ASSIGNED TASK: Print a faithful copy of the data below, word for word, with the pictures left out.

RECORDED DATA:

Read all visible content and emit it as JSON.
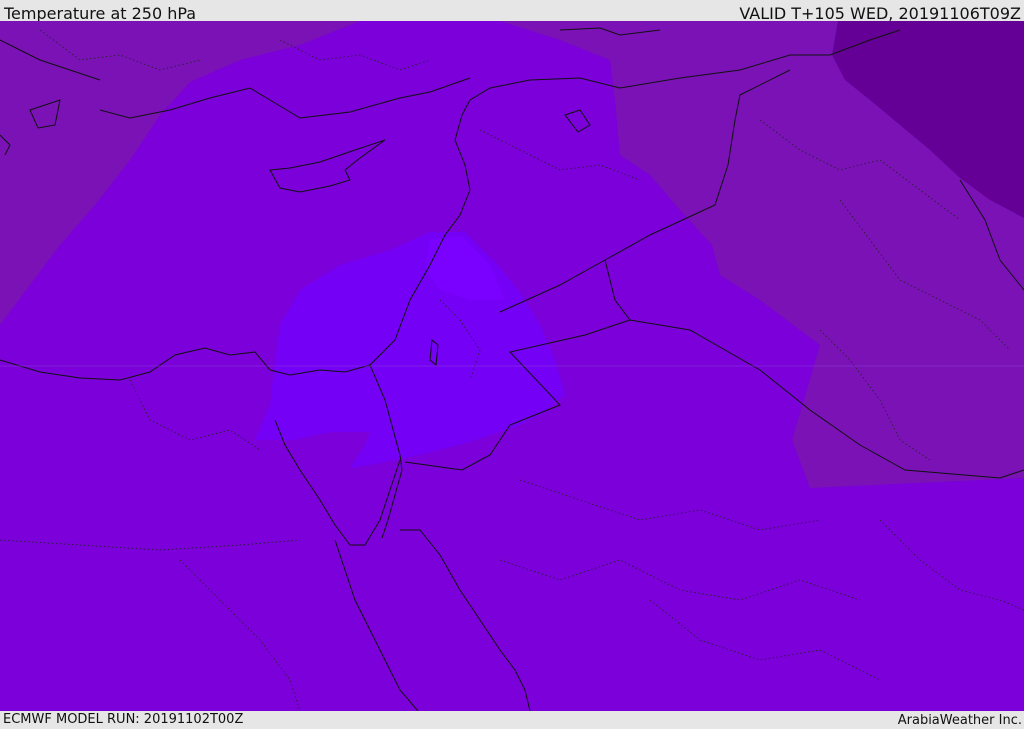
{
  "header": {
    "title": "Temperature at 250 hPa",
    "valid": "VALID T+105 WED, 20191106T09Z"
  },
  "footer": {
    "model_run": "ECMWF MODEL RUN: 20191102T00Z",
    "credit": "ArabiaWeather Inc."
  },
  "map": {
    "field": "temperature",
    "level": "250 hPa",
    "colors": {
      "base": "#7b00d9",
      "cold_outer": "#7a12b6",
      "coldest": "#640095",
      "warm": "#7400f5",
      "warmest": "#7a00ff"
    }
  }
}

ANSWER SECTION:
Read all visible content and emit it as JSON.
{
  "header": {
    "title": "Temperature at 250 hPa",
    "valid": "VALID T+105 WED, 20191106T09Z"
  },
  "footer": {
    "model_run": "ECMWF MODEL RUN: 20191102T00Z",
    "credit": "ArabiaWeather Inc."
  },
  "map": {
    "field": "temperature",
    "level": "250 hPa",
    "colors": {
      "base": "#7b00d9",
      "cold_outer": "#7a12b6",
      "coldest": "#640095",
      "warm": "#7400f5",
      "warmest": "#7a00ff"
    }
  }
}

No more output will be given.